On a balmy October afternoon, we gathered on a green slope saturated with sinking-sun amber light. Sentinel trees swayed in a swan dance of brilliant-hued Autumn. We clustered amidst names engraved in stone, contemplating the eternal promise of Scripture, swelling with tears to the last lingering notes of Amazing Grace.
Each of us clutched a red rose, one last offering to one so loved. Placing mine, I knelt in crinkling leaves. I faced purple mountain shadows he loved so much: translucent layers of late-day glimmer, sheltering myriad memories there. Head bowed, two thoughts emerged from cluttered sorrow:
Thanksgiving, unmarred gratitude for nothing left undone or unsaid; love freely flowing, given and received.
And a gut level plea for one taken too soon: only that somehow his influence could be known by my precious children, deprived of his physical presence long before we were ready.

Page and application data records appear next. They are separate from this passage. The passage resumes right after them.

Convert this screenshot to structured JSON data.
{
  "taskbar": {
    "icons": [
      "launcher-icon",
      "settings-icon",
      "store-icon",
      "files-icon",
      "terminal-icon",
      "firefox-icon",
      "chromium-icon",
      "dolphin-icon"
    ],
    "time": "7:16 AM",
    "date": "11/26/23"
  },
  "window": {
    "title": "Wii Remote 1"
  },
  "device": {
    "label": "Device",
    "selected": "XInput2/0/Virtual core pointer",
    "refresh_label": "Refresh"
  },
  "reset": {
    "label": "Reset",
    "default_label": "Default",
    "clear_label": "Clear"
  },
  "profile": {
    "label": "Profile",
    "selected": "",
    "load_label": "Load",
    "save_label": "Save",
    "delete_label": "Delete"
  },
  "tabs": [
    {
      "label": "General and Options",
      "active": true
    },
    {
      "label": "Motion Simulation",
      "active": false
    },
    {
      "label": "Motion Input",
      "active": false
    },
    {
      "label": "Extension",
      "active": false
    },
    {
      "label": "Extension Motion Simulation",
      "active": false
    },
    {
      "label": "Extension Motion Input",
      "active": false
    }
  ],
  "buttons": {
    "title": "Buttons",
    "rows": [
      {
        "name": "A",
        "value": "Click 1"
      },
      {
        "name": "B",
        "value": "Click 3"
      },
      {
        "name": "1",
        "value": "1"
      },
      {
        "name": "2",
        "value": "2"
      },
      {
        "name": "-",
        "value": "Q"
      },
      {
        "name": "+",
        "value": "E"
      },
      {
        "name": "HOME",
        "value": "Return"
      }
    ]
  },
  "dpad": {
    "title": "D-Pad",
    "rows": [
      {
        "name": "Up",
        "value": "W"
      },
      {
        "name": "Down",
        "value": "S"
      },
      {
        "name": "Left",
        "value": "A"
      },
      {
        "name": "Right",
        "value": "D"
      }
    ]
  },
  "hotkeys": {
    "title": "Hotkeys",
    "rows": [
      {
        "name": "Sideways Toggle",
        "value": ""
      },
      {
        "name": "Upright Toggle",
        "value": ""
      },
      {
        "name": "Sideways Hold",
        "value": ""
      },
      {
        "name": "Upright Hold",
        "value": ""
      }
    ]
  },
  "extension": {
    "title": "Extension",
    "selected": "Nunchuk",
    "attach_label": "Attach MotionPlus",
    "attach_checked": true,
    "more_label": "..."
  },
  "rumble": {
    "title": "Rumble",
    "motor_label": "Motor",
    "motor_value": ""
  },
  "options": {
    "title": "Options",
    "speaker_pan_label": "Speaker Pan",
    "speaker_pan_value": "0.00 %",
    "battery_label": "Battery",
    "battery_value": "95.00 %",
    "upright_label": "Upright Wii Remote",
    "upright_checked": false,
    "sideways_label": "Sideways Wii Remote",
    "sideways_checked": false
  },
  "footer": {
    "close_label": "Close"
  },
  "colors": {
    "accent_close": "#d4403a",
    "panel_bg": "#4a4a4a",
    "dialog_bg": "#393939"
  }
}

So much he could have taught them. Names of flowers and constellations, love for country, lore of Native American culture and rumbling trains, respect for untamable wilderness, unyielding passion for wife and family, most of all relentless wrestling with God until blessing comes, even unto surrender of death.
Now all treasure is hidden with him where he is, except for rich deposits buried over years in soul-soil of those he loved so well. Oh that I might plum heights and depths, vivid storyteller may I become, so that they may see him in their hearts. As he lives always and forever in mine.